_Supplied entries_:
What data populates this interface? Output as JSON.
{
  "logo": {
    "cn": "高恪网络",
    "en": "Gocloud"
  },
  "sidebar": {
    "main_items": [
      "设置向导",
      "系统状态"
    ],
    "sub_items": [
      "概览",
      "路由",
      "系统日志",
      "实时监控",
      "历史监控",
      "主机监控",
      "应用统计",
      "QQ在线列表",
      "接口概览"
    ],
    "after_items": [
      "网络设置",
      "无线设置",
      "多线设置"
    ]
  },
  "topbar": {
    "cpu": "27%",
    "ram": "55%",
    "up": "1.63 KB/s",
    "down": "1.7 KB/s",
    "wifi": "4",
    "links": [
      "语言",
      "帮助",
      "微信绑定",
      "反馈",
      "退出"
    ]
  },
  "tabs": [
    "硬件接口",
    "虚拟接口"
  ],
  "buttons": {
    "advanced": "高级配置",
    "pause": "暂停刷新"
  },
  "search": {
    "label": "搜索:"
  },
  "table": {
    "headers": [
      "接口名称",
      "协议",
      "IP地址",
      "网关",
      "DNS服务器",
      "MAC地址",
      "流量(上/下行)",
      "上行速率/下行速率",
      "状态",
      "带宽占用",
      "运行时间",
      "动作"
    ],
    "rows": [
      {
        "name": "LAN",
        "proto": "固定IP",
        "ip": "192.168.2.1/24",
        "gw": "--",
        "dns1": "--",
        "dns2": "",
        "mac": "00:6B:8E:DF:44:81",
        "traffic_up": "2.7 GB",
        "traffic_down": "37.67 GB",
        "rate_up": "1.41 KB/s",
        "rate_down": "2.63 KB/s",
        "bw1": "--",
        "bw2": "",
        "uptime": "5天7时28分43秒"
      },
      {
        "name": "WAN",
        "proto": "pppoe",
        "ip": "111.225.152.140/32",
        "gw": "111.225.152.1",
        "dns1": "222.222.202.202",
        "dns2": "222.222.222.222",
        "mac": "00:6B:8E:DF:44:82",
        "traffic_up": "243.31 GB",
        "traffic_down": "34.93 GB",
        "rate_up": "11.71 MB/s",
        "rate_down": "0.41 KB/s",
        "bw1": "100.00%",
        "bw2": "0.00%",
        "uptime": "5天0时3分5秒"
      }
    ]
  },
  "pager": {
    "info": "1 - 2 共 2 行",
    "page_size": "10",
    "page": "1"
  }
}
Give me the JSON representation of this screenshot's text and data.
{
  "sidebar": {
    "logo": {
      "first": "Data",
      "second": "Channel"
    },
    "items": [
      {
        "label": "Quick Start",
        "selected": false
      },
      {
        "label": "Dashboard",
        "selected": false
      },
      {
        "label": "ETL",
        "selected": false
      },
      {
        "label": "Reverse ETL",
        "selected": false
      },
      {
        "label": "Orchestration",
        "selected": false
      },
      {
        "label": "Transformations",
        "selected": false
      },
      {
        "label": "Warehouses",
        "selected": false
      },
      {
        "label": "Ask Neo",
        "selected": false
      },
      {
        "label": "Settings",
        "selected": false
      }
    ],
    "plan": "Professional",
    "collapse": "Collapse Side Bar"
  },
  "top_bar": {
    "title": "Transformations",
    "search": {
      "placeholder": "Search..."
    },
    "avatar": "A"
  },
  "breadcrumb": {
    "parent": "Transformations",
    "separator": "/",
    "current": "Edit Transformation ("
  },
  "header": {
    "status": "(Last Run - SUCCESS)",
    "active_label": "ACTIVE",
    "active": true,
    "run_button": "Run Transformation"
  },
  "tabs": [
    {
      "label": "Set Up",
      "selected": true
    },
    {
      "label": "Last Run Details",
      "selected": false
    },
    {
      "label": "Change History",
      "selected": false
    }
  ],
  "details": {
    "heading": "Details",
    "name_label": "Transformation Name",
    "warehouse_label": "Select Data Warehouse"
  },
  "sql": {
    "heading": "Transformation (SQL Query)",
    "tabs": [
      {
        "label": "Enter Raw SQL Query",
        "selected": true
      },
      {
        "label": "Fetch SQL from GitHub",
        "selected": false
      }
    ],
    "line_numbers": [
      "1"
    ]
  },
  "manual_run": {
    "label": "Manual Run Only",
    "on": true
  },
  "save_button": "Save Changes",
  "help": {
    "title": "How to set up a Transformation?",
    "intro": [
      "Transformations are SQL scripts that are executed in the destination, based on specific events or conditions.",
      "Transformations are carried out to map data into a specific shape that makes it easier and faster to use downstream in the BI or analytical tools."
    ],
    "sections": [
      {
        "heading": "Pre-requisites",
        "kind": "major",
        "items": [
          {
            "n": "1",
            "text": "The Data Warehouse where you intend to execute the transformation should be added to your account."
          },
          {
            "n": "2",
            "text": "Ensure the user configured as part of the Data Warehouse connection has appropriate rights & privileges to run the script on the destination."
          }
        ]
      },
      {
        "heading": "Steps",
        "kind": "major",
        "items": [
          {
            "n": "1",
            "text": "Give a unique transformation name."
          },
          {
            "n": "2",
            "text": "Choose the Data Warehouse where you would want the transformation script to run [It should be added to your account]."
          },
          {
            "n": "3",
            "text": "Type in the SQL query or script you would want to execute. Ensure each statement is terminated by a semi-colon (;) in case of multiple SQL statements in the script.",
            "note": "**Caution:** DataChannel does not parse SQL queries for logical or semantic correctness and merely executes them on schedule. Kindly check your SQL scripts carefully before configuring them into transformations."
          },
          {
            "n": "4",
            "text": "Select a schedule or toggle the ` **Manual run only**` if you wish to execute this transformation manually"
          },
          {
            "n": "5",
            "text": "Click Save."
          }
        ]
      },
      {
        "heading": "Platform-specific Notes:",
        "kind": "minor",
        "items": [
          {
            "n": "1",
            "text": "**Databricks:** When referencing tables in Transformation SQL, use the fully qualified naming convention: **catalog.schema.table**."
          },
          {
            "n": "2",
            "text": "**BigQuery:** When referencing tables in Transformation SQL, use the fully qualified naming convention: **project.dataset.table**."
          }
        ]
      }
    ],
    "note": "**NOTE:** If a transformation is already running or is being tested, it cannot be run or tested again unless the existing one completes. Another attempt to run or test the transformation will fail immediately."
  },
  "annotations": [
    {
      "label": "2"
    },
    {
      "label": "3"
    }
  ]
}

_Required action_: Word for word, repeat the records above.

_Reply to the task_:
What data populates this interface? Output as JSON.
{
  "logo": {
    "cn": "高恪网络",
    "en": "Gocloud"
  },
  "sidebar": {
    "main_items": [
      "设置向导",
      "系统状态"
    ],
    "sub_items": [
      "概览",
      "路由",
      "系统日志",
      "实时监控",
      "历史监控",
      "主机监控",
      "应用统计",
      "QQ在线列表",
      "接口概览"
    ],
    "after_items": [
      "网络设置",
      "无线设置",
      "多线设置"
    ]
  },
  "topbar": {
    "cpu": "27%",
    "ram": "55%",
    "up": "1.63 KB/s",
    "down": "1.7 KB/s",
    "wifi": "4",
    "links": [
      "语言",
      "帮助",
      "微信绑定",
      "反馈",
      "退出"
    ]
  },
  "tabs": [
    "硬件接口",
    "虚拟接口"
  ],
  "buttons": {
    "advanced": "高级配置",
    "pause": "暂停刷新"
  },
  "search": {
    "label": "搜索:"
  },
  "table": {
    "headers": [
      "接口名称",
      "协议",
      "IP地址",
      "网关",
      "DNS服务器",
      "MAC地址",
      "流量(上/下行)",
      "上行速率/下行速率",
      "状态",
      "带宽占用",
      "运行时间",
      "动作"
    ],
    "rows": [
      {
        "name": "LAN",
        "proto": "固定IP",
        "ip": "192.168.2.1/24",
        "gw": "--",
        "dns1": "--",
        "dns2": "",
        "mac": "00:6B:8E:DF:44:81",
        "traffic_up": "2.7 GB",
        "traffic_down": "37.67 GB",
        "rate_up": "1.41 KB/s",
        "rate_down": "2.63 KB/s",
        "bw1": "--",
        "bw2": "",
        "uptime": "5天7时28分43秒"
      },
      {
        "name": "WAN",
        "proto": "pppoe",
        "ip": "111.225.152.140/32",
        "gw": "111.225.152.1",
        "dns1": "222.222.202.202",
        "dns2": "222.222.222.222",
        "mac": "00:6B:8E:DF:44:82",
        "traffic_up": "243.31 GB",
        "traffic_down": "34.93 GB",
        "rate_up": "11.71 MB/s",
        "rate_down": "0.41 KB/s",
        "bw1": "100.00%",
        "bw2": "0.00%",
        "uptime": "5天0时3分5秒"
      }
    ]
  },
  "pager": {
    "info": "1 - 2 共 2 行",
    "page_size": "10",
    "page": "1"
  }
}
Give me the JSON representation of this screenshot's text and data.
{
  "sidebar": {
    "logo": {
      "first": "Data",
      "second": "Channel"
    },
    "items": [
      {
        "label": "Quick Start",
        "selected": false
      },
      {
        "label": "Dashboard",
        "selected": false
      },
      {
        "label": "ETL",
        "selected": false
      },
      {
        "label": "Reverse ETL",
        "selected": false
      },
      {
        "label": "Orchestration",
        "selected": false
      },
      {
        "label": "Transformations",
        "selected": false
      },
      {
        "label": "Warehouses",
        "selected": false
      },
      {
        "label": "Ask Neo",
        "selected": false
      },
      {
        "label": "Settings",
        "selected": false
      }
    ],
    "plan": "Professional",
    "collapse": "Collapse Side Bar"
  },
  "top_bar": {
    "title": "Transformations",
    "search": {
      "placeholder": "Search..."
    },
    "avatar": "A"
  },
  "breadcrumb": {
    "parent": "Transformations",
    "separator": "/",
    "current": "Edit Transformation ("
  },
  "header": {
    "status": "(Last Run - SUCCESS)",
    "active_label": "ACTIVE",
    "active": true,
    "run_button": "Run Transformation"
  },
  "tabs": [
    {
      "label": "Set Up",
      "selected": true
    },
    {
      "label": "Last Run Details",
      "selected": false
    },
    {
      "label": "Change History",
      "selected": false
    }
  ],
  "details": {
    "heading": "Details",
    "name_label": "Transformation Name",
    "warehouse_label": "Select Data Warehouse"
  },
  "sql": {
    "heading": "Transformation (SQL Query)",
    "tabs": [
      {
        "label": "Enter Raw SQL Query",
        "selected": true
      },
      {
        "label": "Fetch SQL from GitHub",
        "selected": false
      }
    ],
    "line_numbers": [
      "1"
    ]
  },
  "manual_run": {
    "label": "Manual Run Only",
    "on": true
  },
  "save_button": "Save Changes",
  "help": {
    "title": "How to set up a Transformation?",
    "intro": [
      "Transformations are SQL scripts that are executed in the destination, based on specific events or conditions.",
      "Transformations are carried out to map data into a specific shape that makes it easier and faster to use downstream in the BI or analytical tools."
    ],
    "sections": [
      {
        "heading": "Pre-requisites",
        "kind": "major",
        "items": [
          {
            "n": "1",
            "text": "The Data Warehouse where you intend to execute the transformation should be added to your account."
          },
          {
            "n": "2",
            "text": "Ensure the user configured as part of the Data Warehouse connection has appropriate rights & privileges to run the script on the destination."
          }
        ]
      },
      {
        "heading": "Steps",
        "kind": "major",
        "items": [
          {
            "n": "1",
            "text": "Give a unique transformation name."
          },
          {
            "n": "2",
            "text": "Choose the Data Warehouse where you would want the transformation script to run [It should be added to your account]."
          },
          {
            "n": "3",
            "text": "Type in the SQL query or script you would want to execute. Ensure each statement is terminated by a semi-colon (;) in case of multiple SQL statements in the script.",
            "note": "**Caution:** DataChannel does not parse SQL queries for logical or semantic correctness and merely executes them on schedule. Kindly check your SQL scripts carefully before configuring them into transformations."
          },
          {
            "n": "4",
            "text": "Select a schedule or toggle the ` **Manual run only**` if you wish to execute this transformation manually"
          },
          {
            "n": "5",
            "text": "Click Save."
          }
        ]
      },
      {
        "heading": "Platform-specific Notes:",
        "kind": "minor",
        "items": [
          {
            "n": "1",
            "text": "**Databricks:** When referencing tables in Transformation SQL, use the fully qualified naming convention: **catalog.schema.table**."
          },
          {
            "n": "2",
            "text": "**BigQuery:** When referencing tables in Transformation SQL, use the fully qualified naming convention: **project.dataset.table**."
          }
        ]
      }
    ],
    "note": "**NOTE:** If a transformation is already running or is being tested, it cannot be run or tested again unless the existing one completes. Another attempt to run or test the transformation will fail immediately."
  },
  "annotations": [
    {
      "label": "2"
    },
    {
      "label": "3"
    }
  ]
}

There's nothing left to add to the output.